GM ignition-switch defect lawsuit reaches $900 million settlement

October 19, 2015

After an investigation by the Justice Department into vehicle defects resulting in more than 120 fatalities, one giant auto manufacturer will pay $900 million to the affected parties. However, General Motors is officially pleading ‘not guilty’ in the case of ignition-switch failures and a purported scheme to cover up the defects.

The U.S. Attorney’s Office is retaining oversight of the case, but if the conglomerate corrects the recall process, the charges will be dismissed from their record in three years. While the original charges included the possibility of prosecuting individual GM employees, that is no longer likely due to the difficulty of assigning blame to someone who was only partially aware of the procedures. However, they government agency has not completely eliminated this option. According to the prosecution, some employees were fired during this process.

Company executives, lawyers and engineers did not address the defect for more than 10 years. In addition, GM confessed that they defrauded customers by advertising the safety of the vehicles despite knowledge to the contrary.

In addition, the auto manufacturer is pursuing a settlement with nearly 1,400 additional victims and has finalized a third settlement in a shareholder lawsuit. Both agreements totaled $575 million in third-quarter losses for a total of more than $2 billion, apart from the expense of repairing 2.6 million recalls. These settlements are in addition to other payments to families of 275 people who were injured and 124 people who were killed. Additional injured and deceased victims are not included in these groups.

The current GM CEO accepted responsibility for the company’s actions and addressed a strategy to correct the defects and move forward with improving the company. Even so, victims in the case expressed their frustration that no one will personally be held accountable for the deaths of their loved ones. The prosecution explained that federal laws do not address the failure to disclose safety defects on vehicles while citing safety concerns for all drivers in the future. A federal report summarizing the findings reached nearly the same conclusions as investigations by the the National Highway Traffic Safety Administration conducted in 2014.

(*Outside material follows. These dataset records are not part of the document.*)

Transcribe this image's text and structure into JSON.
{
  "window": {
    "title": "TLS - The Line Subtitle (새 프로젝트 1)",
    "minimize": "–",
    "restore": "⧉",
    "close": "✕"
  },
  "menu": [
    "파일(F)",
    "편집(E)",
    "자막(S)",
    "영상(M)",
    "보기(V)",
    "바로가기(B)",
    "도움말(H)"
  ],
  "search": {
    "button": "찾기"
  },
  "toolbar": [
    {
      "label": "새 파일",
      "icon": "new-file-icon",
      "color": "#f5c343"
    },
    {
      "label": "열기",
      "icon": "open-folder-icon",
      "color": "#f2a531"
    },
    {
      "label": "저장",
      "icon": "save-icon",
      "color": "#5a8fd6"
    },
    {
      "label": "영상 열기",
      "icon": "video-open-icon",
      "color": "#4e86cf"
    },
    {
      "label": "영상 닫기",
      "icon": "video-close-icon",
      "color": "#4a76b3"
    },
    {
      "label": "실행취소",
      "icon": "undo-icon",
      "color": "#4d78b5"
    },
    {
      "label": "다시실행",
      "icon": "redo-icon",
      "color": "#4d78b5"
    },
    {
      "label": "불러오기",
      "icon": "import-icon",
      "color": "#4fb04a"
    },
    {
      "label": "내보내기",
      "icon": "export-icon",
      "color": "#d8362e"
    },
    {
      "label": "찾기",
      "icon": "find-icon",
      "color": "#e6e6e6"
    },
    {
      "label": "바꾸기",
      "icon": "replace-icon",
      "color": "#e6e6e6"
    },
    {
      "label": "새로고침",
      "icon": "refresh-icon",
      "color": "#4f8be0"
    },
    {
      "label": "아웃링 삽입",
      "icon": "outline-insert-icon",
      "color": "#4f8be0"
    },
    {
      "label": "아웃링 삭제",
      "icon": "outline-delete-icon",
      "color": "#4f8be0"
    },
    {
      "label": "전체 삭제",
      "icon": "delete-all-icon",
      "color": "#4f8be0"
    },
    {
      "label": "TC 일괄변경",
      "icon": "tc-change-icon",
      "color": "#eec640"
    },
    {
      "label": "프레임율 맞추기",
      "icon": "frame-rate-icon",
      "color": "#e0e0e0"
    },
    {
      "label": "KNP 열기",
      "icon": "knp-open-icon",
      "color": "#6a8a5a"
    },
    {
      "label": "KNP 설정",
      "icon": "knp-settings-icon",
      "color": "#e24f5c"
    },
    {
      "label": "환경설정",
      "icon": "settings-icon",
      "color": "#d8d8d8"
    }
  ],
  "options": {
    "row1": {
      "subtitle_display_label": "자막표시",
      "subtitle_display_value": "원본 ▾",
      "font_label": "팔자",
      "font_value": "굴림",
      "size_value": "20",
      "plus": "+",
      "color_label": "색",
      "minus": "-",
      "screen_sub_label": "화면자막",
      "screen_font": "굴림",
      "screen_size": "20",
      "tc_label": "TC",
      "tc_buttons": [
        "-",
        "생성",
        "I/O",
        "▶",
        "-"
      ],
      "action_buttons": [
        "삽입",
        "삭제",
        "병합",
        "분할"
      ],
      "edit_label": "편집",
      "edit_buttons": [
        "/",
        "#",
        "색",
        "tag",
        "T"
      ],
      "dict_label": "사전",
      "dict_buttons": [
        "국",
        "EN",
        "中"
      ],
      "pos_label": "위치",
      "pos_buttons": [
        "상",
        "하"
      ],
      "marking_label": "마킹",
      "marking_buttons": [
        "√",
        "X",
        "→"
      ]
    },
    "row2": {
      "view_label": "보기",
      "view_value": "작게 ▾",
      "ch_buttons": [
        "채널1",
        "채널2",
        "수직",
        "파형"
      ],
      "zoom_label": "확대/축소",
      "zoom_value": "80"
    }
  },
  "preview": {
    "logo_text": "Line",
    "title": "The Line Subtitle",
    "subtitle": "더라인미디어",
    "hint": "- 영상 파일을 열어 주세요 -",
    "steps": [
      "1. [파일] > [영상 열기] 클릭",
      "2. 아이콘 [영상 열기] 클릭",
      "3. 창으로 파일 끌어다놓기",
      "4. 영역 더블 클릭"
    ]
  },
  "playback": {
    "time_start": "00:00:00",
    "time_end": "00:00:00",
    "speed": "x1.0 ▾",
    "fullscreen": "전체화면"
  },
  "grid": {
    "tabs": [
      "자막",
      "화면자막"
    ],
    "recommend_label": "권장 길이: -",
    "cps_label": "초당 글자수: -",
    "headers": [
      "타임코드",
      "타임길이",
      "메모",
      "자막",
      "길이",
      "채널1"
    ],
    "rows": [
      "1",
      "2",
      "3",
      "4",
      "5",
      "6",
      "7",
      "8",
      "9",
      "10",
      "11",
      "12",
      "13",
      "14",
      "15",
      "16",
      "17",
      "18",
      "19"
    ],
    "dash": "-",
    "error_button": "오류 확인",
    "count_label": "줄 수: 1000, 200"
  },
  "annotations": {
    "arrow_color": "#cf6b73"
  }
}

Federal laws place a high priority on consumer safety. If you have been the victim of an accident that was the result of an auto defect, contact our personal injury law firm for seasoned representation.

Source: http://www.usatoday.com/story/money/cars/2015/09/17/gm-justice-department-ignition-switch-defect-settlement/32545959/